The cosmopolitan capital of the Chugoku Region, Hiroshima has grown from a harrowing symbol of destruction to a thriving example of Japanese ingenuity and optimism. After the world’s first atomic bomb was dropped in 1945, Hiroshima’s citizens defied expectations and managed to rebuild their city into what it is today; a vibrant, dynamic and compelling place to visit.
In the center of the city, the large Peace Memorial Park stands as a moving testament to the events of WWII. The Peace Memorial Museum is made up of two buildings with exhibitions outlining the city’s history and the aftermath of the atomic bomb destruction. Nearby stands the UNESCO World Heritage A-Bomb dome, the shell remains of the former Prefectural Industrial Promotion Hall which was directly underneath the bomb blast. The Cenotaph for the A-Bomb victims is a memorial tomb for the 220,000 people that died as a result.
Most people combine a visit to Hiroshima with a side trip to Miyajima (less than one hour away) to see the famous floating red torii gate at Itsukushima shrine. With more time in the city, the photogenic reconstruction of Hiroshima Castle houses an interesting museum about the history of Western Japan, and offers a great view of the city from the top floor.
Nearby, the traditional Shukkeien gardens are a nice place to stroll around in good weather, or you can head to Hijiyama park to visit the Museum of Contemporary Art. If you’re into your cars, or manufacturing in general, the Mazda Museum houses the world’s longest assembly line and has daily tours in English.
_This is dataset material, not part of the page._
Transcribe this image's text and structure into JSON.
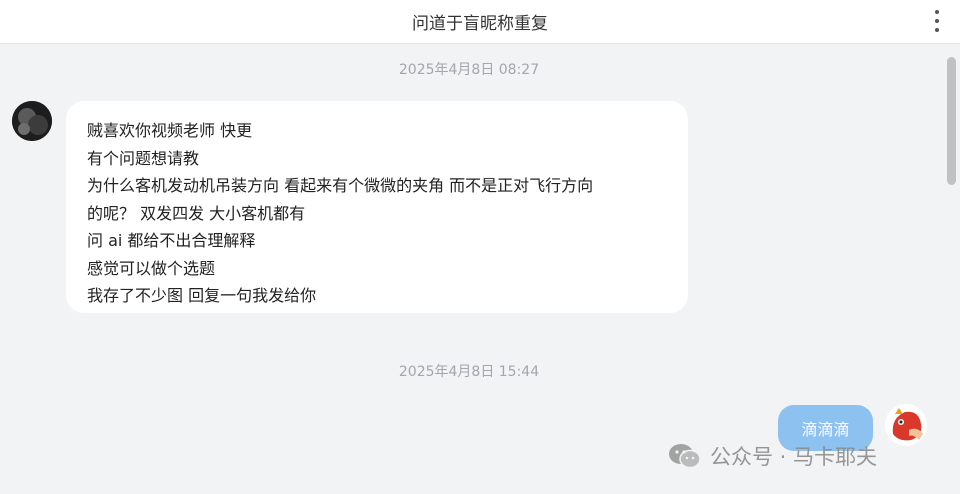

Hiroshima is famous for Hiroshima-yaki, the local version of Japanese okonomiyaki (a savory egg pancake stuffed with vegetables and other ingredients) as well as oysters and other seafood. You can work all that food off at a Hiroshima Carps baseball game, joining in the chants and well-organised dancing at the official stadium just north of the Peace Memorial Park.